TRY IT: The word "heading" appears in some lines of the entries. Say how many, and give nothing but the number.

LISTED RECORDS:
Segment Open

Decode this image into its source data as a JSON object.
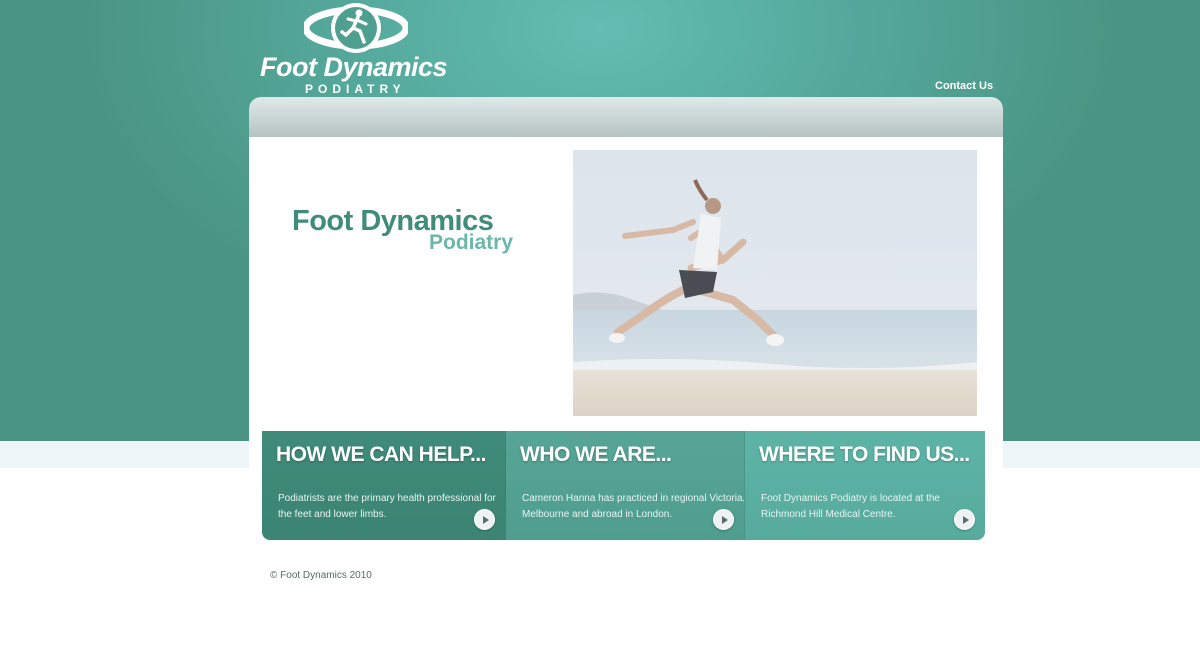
{
  "header": {
    "logo_title": "Foot Dynamics",
    "logo_subtitle": "PODIATRY",
    "contact_link": "Contact Us"
  },
  "hero": {
    "brand_title": "Foot Dynamics",
    "brand_subtitle": "Podiatry"
  },
  "features": [
    {
      "heading": "HOW WE CAN HELP...",
      "text": "Podiatrists are the primary health professional for the feet and lower limbs."
    },
    {
      "heading": "WHO WE ARE...",
      "text": "Cameron Hanna has practiced in regional Victoria, Melbourne and abroad in London."
    },
    {
      "heading": "WHERE TO FIND US...",
      "text": "Foot Dynamics Podiatry is located at the Richmond Hill Medical Centre."
    }
  ],
  "footer": {
    "copyright": "© Foot Dynamics 2010"
  },
  "colors": {
    "teal_dark": "#3f8b79",
    "teal_mid": "#56a596",
    "teal_light": "#5db4a6",
    "brand_text": "#3f8c7a"
  }
}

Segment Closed

RESPONSE FOR THIS EXERCISE: 3